* _Task data_
-.-.-
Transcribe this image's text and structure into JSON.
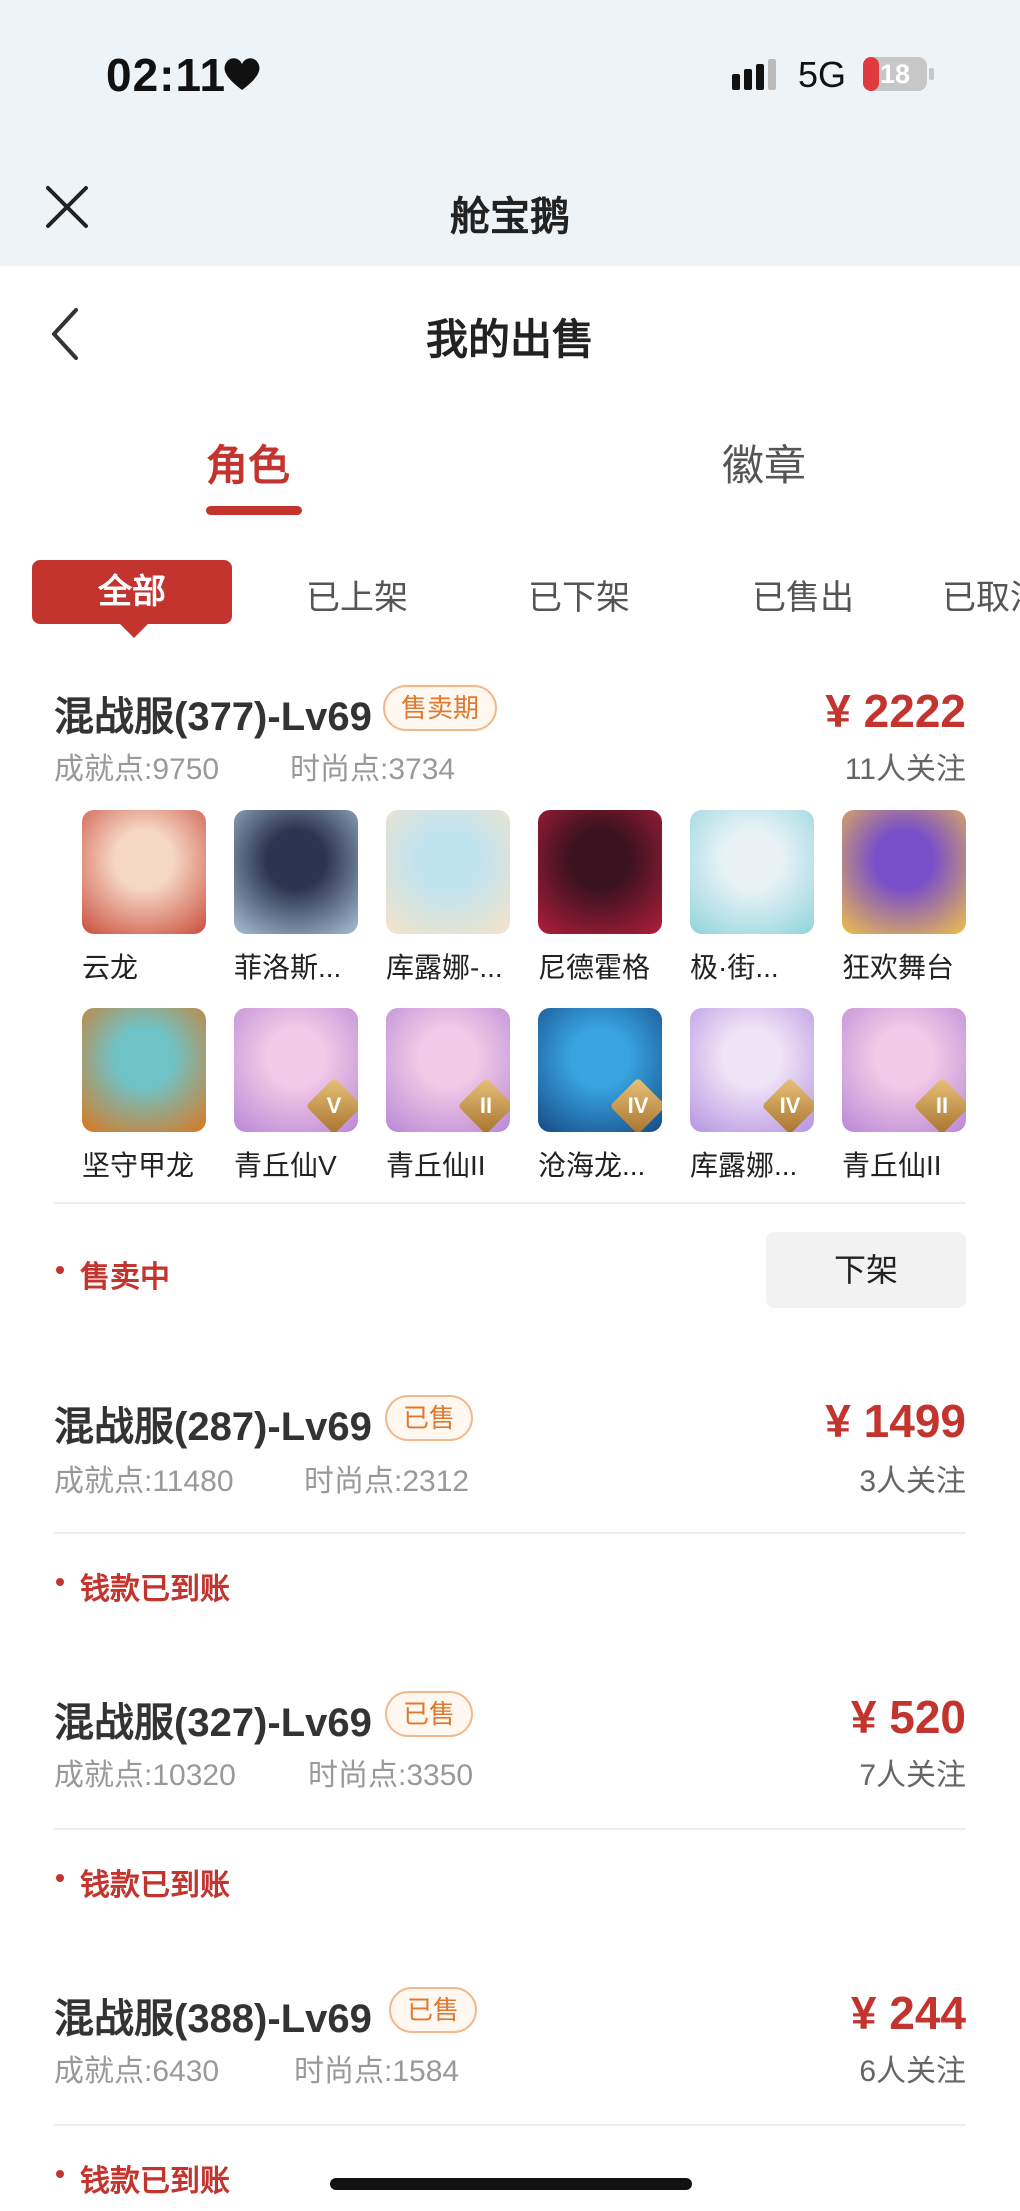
{
  "status_bar": {
    "time": "02:11",
    "network": "5G",
    "battery": "18"
  },
  "app": {
    "title": "舱宝鹅"
  },
  "page": {
    "title": "我的出售"
  },
  "tabs": [
    {
      "label": "角色",
      "active": true
    },
    {
      "label": "徽章",
      "active": false
    }
  ],
  "filters": [
    {
      "label": "全部",
      "active": true
    },
    {
      "label": "已上架"
    },
    {
      "label": "已下架"
    },
    {
      "label": "已售出"
    },
    {
      "label": "已取消"
    }
  ],
  "listings": [
    {
      "title": "混战服(377)-Lv69",
      "badge": "售卖期",
      "achievement": "成就点:9750",
      "fashion": "时尚点:3734",
      "price": "¥ 2222",
      "followers": "11人关注",
      "state": "售卖中",
      "action": "下架",
      "items": [
        {
          "label": "云龙",
          "colors": [
            "#f6d7c4",
            "#c94d3c"
          ]
        },
        {
          "label": "菲洛斯...",
          "colors": [
            "#2b3450",
            "#a8c0d8"
          ]
        },
        {
          "label": "库露娜-...",
          "colors": [
            "#bfe3ef",
            "#f6e3c9"
          ]
        },
        {
          "label": "尼德霍格",
          "colors": [
            "#3a1220",
            "#b21e3a"
          ]
        },
        {
          "label": "极·街...",
          "colors": [
            "#e9f3f6",
            "#8fd3dc"
          ]
        },
        {
          "label": "狂欢舞台",
          "colors": [
            "#7a4fc9",
            "#f0c04a"
          ]
        },
        {
          "label": "坚守甲龙",
          "colors": [
            "#6fc3c7",
            "#d9771e"
          ]
        },
        {
          "label": "青丘仙V",
          "colors": [
            "#f2c9e6",
            "#b888d6"
          ],
          "tier": "V"
        },
        {
          "label": "青丘仙II",
          "colors": [
            "#f2c9e6",
            "#b888d6"
          ],
          "tier": "II"
        },
        {
          "label": "沧海龙...",
          "colors": [
            "#38a4e0",
            "#164a86"
          ],
          "tier": "IV"
        },
        {
          "label": "库露娜...",
          "colors": [
            "#efe3f6",
            "#b494e2"
          ],
          "tier": "IV"
        },
        {
          "label": "青丘仙II",
          "colors": [
            "#f2c9e6",
            "#b888d6"
          ],
          "tier": "II"
        }
      ]
    },
    {
      "title": "混战服(287)-Lv69",
      "badge": "已售",
      "achievement": "成就点:11480",
      "fashion": "时尚点:2312",
      "price": "¥ 1499",
      "followers": "3人关注",
      "state": "钱款已到账"
    },
    {
      "title": "混战服(327)-Lv69",
      "badge": "已售",
      "achievement": "成就点:10320",
      "fashion": "时尚点:3350",
      "price": "¥ 520",
      "followers": "7人关注",
      "state": "钱款已到账"
    },
    {
      "title": "混战服(388)-Lv69",
      "badge": "已售",
      "achievement": "成就点:6430",
      "fashion": "时尚点:1584",
      "price": "¥ 244",
      "followers": "6人关注",
      "state": "钱款已到账"
    }
  ],
  "colors": {
    "accent": "#c4342f",
    "badge_text": "#e0782e",
    "badge_border": "#f2b88b"
  }
}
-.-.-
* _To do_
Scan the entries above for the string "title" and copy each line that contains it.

* _Result of this exercise_
    "title": "舱宝鹅"
    "title": "我的出售"
      "title": "混战服(377)-Lv69",
      "title": "混战服(287)-Lv69",
      "title": "混战服(327)-Lv69",
      "title": "混战服(388)-Lv69",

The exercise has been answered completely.